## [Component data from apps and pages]
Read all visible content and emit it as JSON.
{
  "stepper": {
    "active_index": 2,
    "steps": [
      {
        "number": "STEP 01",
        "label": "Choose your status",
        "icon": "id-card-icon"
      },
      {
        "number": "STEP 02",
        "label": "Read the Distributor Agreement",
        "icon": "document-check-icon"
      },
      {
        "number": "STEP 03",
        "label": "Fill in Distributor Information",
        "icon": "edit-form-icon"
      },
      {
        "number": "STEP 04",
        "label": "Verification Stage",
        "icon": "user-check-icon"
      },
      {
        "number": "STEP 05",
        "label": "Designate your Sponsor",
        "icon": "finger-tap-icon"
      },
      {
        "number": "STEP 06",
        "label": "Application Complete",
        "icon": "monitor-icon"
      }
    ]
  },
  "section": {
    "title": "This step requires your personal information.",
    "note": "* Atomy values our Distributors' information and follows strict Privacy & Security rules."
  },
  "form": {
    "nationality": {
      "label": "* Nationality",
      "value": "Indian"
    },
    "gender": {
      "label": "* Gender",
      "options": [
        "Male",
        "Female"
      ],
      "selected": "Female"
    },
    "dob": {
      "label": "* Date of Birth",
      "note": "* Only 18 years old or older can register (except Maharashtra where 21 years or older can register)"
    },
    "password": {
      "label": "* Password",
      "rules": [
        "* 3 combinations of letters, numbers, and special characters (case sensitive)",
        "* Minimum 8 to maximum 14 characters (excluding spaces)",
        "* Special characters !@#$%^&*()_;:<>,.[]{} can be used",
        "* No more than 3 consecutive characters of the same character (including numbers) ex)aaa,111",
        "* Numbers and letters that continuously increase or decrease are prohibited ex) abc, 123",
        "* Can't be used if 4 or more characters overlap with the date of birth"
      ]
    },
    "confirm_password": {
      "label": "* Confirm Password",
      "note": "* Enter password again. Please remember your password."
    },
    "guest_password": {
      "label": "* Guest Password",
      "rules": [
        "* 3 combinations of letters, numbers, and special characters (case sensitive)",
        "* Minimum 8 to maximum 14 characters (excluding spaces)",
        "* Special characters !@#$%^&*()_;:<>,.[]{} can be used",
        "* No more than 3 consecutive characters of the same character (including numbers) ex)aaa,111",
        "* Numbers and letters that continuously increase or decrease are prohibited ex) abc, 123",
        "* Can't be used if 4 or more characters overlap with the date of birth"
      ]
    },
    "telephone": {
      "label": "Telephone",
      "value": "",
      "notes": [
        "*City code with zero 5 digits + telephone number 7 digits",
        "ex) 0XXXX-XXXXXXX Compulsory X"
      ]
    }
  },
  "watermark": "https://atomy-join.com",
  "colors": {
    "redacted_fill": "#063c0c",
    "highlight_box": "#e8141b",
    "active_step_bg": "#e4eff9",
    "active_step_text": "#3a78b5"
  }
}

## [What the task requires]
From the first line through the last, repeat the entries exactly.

## [Output for this task]
Read all visible content and emit it as JSON.
{
  "stepper": {
    "active_index": 2,
    "steps": [
      {
        "number": "STEP 01",
        "label": "Choose your status",
        "icon": "id-card-icon"
      },
      {
        "number": "STEP 02",
        "label": "Read the Distributor Agreement",
        "icon": "document-check-icon"
      },
      {
        "number": "STEP 03",
        "label": "Fill in Distributor Information",
        "icon": "edit-form-icon"
      },
      {
        "number": "STEP 04",
        "label": "Verification Stage",
        "icon": "user-check-icon"
      },
      {
        "number": "STEP 05",
        "label": "Designate your Sponsor",
        "icon": "finger-tap-icon"
      },
      {
        "number": "STEP 06",
        "label": "Application Complete",
        "icon": "monitor-icon"
      }
    ]
  },
  "section": {
    "title": "This step requires your personal information.",
    "note": "* Atomy values our Distributors' information and follows strict Privacy & Security rules."
  },
  "form": {
    "nationality": {
      "label": "* Nationality",
      "value": "Indian"
    },
    "gender": {
      "label": "* Gender",
      "options": [
        "Male",
        "Female"
      ],
      "selected": "Female"
    },
    "dob": {
      "label": "* Date of Birth",
      "note": "* Only 18 years old or older can register (except Maharashtra where 21 years or older can register)"
    },
    "password": {
      "label": "* Password",
      "rules": [
        "* 3 combinations of letters, numbers, and special characters (case sensitive)",
        "* Minimum 8 to maximum 14 characters (excluding spaces)",
        "* Special characters !@#$%^&*()_;:<>,.[]{} can be used",
        "* No more than 3 consecutive characters of the same character (including numbers) ex)aaa,111",
        "* Numbers and letters that continuously increase or decrease are prohibited ex) abc, 123",
        "* Can't be used if 4 or more characters overlap with the date of birth"
      ]
    },
    "confirm_password": {
      "label": "* Confirm Password",
      "note": "* Enter password again. Please remember your password."
    },
    "guest_password": {
      "label": "* Guest Password",
      "rules": [
        "* 3 combinations of letters, numbers, and special characters (case sensitive)",
        "* Minimum 8 to maximum 14 characters (excluding spaces)",
        "* Special characters !@#$%^&*()_;:<>,.[]{} can be used",
        "* No more than 3 consecutive characters of the same character (including numbers) ex)aaa,111",
        "* Numbers and letters that continuously increase or decrease are prohibited ex) abc, 123",
        "* Can't be used if 4 or more characters overlap with the date of birth"
      ]
    },
    "telephone": {
      "label": "Telephone",
      "value": "",
      "notes": [
        "*City code with zero 5 digits + telephone number 7 digits",
        "ex) 0XXXX-XXXXXXX Compulsory X"
      ]
    }
  },
  "watermark": "https://atomy-join.com",
  "colors": {
    "redacted_fill": "#063c0c",
    "highlight_box": "#e8141b",
    "active_step_bg": "#e4eff9",
    "active_step_text": "#3a78b5"
  }
}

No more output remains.